REVIEW: This House at the Lyceum Theatre

By David Parker | 30/05/2018

REVIEW: This House at the Lyceum Theatre
James Gaddas, Natalie Grady, Martin Marquez, Tony Turner and David Hounslow performing in This House

SET in the Labour and Conservative whips’ offices of the late 1970s, This House provides an account of what might have gone on behind the scenes in the House of Commons as the Labour Governments of Harold Wilson and James Callaghan tried to cling on to power.

The production is on at The Lyceum, Sheffield, until Saturday (2) as part of a UK tour following a successful run on the West End.

This House looks back to a period of British politics, between 1974 and 1979, which is suprisingly prescient to today - a time when the country was gripped by debates over whether it should be part of a united European community and whether it should devolve powers to Wales, Scotland and Northern Ireland.

Writer James Graham researched the production by speaking to politicians from the era, including former Labour MP Joe Ashton, who served in the Labour whips’ office at the time and wrote his own play about the period, Majority of One, which was staged at the Nottingham Playhouse in 1988.
Company stage manager Matt Henry’s set transports you to the whips’ offices of Labour and the Conservatives within which debates rage about how to win the support of ‘the others’ - Liberals and the Welsh, Scottish and Irish parties.

But through a clever use of lighting and technical wizardry the same set transports you to locations such as the benches of the House of Commons, Westminster Hall, the Stranger’s Bar and the River Thames.

A live punk band, the kind of which were popular in the era, perform music such as Rock ’n’ Roll Suicide by David Bowie, and Pretty Vacant by The Sex Pistols in between scenes.

One on side of the stage, Martin Marquez puts in a gritty performance as the Labour chief whip Bob Mellish who at one point describes himself as the party’s “token Cockney”.

James Gaddas is flawless as whip Walter Harrison who despite his bad manners is portrayed as a master of backroom deals who wins respect from all parts of the House.

Natalie Grady portrays Ann Taylor who breaks ground as a female whip in a pre-Thatcher era of macho politics.

David Hounslow and Tony Turner portray the other whips, Michael Cocks and Joe Harper.

On the other side of the stage, Matthew Pidgeon is Conservative chief whip Jack Weatherill, a schemer who tries to curry favour with politicians across the House and unltimately bring down the Labour government.

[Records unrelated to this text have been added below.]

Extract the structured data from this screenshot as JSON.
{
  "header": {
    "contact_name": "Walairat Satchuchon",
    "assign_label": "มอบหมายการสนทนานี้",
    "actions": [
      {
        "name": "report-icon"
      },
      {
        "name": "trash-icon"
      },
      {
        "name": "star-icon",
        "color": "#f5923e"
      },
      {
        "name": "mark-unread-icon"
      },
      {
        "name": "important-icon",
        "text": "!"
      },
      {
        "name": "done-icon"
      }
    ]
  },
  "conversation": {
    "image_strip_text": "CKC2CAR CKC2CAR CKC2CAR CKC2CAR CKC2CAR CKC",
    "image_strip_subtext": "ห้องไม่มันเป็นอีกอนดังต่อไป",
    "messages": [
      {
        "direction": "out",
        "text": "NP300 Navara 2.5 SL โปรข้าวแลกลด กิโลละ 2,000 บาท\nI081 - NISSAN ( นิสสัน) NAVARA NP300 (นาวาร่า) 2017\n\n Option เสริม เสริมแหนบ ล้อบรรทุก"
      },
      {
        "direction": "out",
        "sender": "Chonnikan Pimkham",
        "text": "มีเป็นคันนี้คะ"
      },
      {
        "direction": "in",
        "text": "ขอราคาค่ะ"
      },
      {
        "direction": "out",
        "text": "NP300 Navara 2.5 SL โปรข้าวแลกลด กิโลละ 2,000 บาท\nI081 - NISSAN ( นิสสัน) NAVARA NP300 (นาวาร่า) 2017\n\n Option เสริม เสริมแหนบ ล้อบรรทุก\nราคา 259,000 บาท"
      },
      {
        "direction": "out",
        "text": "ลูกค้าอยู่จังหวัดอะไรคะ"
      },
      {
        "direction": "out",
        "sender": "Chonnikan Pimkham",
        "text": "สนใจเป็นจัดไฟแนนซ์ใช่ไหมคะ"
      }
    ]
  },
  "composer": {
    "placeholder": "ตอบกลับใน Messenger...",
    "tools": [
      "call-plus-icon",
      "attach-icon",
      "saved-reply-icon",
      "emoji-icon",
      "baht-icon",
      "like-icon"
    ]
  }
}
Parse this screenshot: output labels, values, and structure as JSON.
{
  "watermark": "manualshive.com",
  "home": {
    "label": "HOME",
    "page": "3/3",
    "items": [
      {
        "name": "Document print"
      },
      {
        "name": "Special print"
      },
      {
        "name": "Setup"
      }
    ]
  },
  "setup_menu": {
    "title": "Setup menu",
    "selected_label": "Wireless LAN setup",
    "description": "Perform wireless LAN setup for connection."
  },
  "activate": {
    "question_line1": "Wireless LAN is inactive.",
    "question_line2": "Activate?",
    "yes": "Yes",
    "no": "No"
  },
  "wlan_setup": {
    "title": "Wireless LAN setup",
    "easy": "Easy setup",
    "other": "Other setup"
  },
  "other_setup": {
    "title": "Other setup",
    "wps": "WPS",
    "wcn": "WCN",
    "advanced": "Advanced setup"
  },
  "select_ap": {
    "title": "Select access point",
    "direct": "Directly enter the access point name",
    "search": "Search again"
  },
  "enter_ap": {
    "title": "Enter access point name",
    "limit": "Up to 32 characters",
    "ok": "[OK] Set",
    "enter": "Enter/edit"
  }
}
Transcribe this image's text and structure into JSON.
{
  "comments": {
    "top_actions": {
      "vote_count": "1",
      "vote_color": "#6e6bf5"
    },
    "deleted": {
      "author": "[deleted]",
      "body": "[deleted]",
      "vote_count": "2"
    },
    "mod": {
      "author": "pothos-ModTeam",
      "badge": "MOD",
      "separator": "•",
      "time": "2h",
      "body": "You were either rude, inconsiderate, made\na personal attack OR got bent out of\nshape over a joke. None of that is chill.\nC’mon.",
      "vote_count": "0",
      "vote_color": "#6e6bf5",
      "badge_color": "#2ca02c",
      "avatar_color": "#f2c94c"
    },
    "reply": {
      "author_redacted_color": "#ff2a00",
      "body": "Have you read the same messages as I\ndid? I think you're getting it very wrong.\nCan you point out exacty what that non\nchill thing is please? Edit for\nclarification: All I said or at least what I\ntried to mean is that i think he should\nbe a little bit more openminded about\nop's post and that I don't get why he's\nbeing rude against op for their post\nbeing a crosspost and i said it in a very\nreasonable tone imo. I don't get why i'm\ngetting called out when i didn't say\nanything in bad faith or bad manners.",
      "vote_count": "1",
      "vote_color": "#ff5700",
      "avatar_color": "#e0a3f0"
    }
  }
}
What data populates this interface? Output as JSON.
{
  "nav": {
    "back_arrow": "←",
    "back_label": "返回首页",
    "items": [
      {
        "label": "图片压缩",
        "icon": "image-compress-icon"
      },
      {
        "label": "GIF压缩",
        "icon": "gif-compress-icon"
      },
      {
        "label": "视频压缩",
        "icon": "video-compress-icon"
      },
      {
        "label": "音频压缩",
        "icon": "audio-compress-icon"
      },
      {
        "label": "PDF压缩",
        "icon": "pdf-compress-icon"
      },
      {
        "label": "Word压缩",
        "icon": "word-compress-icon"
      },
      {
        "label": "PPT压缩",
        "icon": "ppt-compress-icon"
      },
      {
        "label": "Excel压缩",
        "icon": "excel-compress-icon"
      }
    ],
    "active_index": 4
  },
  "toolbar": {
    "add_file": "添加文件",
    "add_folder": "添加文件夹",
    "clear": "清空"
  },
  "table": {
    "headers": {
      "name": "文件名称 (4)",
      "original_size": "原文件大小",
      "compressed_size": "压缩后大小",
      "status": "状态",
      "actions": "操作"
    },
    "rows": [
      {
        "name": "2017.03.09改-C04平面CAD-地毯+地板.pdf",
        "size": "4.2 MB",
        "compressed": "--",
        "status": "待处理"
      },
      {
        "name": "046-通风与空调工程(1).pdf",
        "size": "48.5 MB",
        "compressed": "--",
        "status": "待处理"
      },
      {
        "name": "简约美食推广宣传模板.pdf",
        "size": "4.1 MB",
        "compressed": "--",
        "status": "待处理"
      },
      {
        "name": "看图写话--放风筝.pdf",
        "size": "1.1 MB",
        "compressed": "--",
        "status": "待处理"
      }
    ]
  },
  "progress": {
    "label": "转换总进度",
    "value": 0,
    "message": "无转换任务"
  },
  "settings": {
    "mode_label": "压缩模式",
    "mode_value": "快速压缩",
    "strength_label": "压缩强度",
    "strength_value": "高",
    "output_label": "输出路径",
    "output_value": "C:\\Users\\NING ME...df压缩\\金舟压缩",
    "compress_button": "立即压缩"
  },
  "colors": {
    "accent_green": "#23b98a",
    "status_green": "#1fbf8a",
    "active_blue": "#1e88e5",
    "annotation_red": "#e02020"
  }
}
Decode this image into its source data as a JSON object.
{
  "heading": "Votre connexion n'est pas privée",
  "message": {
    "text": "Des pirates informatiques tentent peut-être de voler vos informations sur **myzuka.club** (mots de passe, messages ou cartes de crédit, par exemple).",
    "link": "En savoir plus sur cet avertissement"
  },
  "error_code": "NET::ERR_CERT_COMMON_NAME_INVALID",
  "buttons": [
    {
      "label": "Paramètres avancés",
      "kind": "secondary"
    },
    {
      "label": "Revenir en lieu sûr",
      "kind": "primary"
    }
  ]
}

William Chubb portrays Humphrey Atkins and Giles Cooper is young whip Fred Silvester who tries to establish his authority in a party full of older men.

Ian Barritt and Nicholas Lumley are among a number of actors portraying MPs from Scotland, Wales and Northern Ireland who are, intentionally or not, like caricatures of themselves.

This House is an amusing and entertaining insight into the backroom deals and murky goings-on of the Government and opposition of the late 1970s.